Were David Hanke to pass on from this mortal coil tomorrow, Nevertheless might prove his perfect epitaph. It’s a refreshingly honest and somewhat autobiographical long-player that harks back to his early twenty first century musical influences but actually has its route much earlier in this self-styled Renegade Of Jazz’s life. The album’s appellation refers back to Hanke’s first live concert experience when in 1984, at the age of six, he went to see a Blues-rock band called Nevertheless whose guitarist was none other than his own father. With music clearly already running through Hanke’s D.N.A. this was the moment that, perhaps subconsciously, triggered his life long love affair with soulful sonic creativity. Nevertheless sparks into action with the irresistibly uplifting Lemon Squeezers, a suitably life affirming opener complete with exhilarating guitars and as the man tells us, “(the) basic characteristic, the beat!” and it’s a rock solid beat at that. With some Renegades Of Jazz trademark horns added for extra spice, and of course everything programmed by Mr Hanke himself, this is the perfect introduction to this man’s scintillating style. Nautical nugget, Big Fish, continues the brass obsession.
It has a more sonorous, almost big band feel, even though we all know this is being delivered solely by one pair of hands and that singular, special musical brain. Hanke adds some nifty piano work for extra cheekiness, which is a theme that’s continued on Another Day (Going In Too Deep) where Hammond style keys and perfectly chosen vocal samples do battle with more foot friendly beats, before we go in deep with Afro flavoured licks and horn riffs. The title track starts life as something of a moment of calm with a more introspective feel, but not for long as we make way for more trademark beats and vocal loops, and more of those irresistible horns!
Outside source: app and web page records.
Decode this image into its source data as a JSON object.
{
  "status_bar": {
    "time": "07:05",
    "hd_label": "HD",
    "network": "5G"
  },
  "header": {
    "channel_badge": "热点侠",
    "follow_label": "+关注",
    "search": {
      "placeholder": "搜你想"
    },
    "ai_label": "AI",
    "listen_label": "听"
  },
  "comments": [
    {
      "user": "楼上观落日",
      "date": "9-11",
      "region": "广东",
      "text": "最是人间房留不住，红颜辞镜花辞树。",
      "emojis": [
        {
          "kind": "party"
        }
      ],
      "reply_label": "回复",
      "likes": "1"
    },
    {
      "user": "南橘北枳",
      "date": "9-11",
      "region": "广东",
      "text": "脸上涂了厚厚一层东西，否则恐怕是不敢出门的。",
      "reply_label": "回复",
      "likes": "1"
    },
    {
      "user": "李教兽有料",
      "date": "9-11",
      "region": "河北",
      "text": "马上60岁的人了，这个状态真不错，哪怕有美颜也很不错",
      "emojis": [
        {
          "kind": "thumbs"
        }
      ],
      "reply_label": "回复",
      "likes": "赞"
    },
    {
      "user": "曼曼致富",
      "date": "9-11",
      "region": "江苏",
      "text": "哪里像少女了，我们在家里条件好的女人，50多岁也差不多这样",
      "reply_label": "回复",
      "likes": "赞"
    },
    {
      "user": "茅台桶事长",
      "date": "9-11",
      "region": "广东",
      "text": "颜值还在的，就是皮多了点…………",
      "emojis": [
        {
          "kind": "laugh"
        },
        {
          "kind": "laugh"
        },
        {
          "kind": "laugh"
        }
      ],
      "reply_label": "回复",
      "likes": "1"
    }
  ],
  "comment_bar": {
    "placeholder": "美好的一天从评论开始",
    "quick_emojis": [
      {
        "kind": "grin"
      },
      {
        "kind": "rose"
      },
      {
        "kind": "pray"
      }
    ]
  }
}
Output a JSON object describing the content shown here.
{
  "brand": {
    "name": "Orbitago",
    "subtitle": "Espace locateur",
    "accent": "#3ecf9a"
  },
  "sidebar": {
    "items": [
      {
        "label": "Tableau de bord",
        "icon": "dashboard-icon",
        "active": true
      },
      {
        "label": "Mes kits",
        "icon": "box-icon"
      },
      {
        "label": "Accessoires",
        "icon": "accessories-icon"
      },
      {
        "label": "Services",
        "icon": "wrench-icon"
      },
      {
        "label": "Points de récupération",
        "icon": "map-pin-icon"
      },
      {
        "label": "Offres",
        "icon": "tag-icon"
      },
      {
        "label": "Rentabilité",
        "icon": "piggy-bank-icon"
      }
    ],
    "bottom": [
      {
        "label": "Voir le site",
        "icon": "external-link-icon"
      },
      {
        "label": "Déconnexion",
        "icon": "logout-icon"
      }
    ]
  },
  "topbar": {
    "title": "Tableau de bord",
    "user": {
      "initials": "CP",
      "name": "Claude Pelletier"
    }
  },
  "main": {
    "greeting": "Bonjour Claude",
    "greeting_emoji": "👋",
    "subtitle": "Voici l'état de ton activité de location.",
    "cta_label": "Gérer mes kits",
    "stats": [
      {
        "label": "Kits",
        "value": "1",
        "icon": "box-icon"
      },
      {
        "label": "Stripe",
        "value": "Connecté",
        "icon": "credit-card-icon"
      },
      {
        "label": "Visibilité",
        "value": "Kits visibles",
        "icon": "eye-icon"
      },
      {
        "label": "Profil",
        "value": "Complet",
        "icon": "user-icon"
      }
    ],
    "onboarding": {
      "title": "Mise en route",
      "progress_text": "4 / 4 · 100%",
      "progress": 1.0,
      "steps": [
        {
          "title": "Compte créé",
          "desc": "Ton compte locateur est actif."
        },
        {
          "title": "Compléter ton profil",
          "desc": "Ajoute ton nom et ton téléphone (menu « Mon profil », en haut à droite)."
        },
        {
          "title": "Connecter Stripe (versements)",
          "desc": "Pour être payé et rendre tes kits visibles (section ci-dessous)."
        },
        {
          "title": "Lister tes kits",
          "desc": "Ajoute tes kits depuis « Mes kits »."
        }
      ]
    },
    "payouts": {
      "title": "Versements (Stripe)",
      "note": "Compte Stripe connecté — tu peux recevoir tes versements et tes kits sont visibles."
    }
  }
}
It’s the prelude for a watershed moment on the album as Hanke then introduces his first guest in the shape of Bristolian rapper Donnie Numeric (one half of Delegates of Rhyme) on the scorching Hot Wired. It’s the perfect illustration of our producer’s love for the Hip-Hop art form, and Donnie’s smooth lyrical flow combines with those Renegades Of Jazz brass and guitar riffs to make more demands on you to move your feet.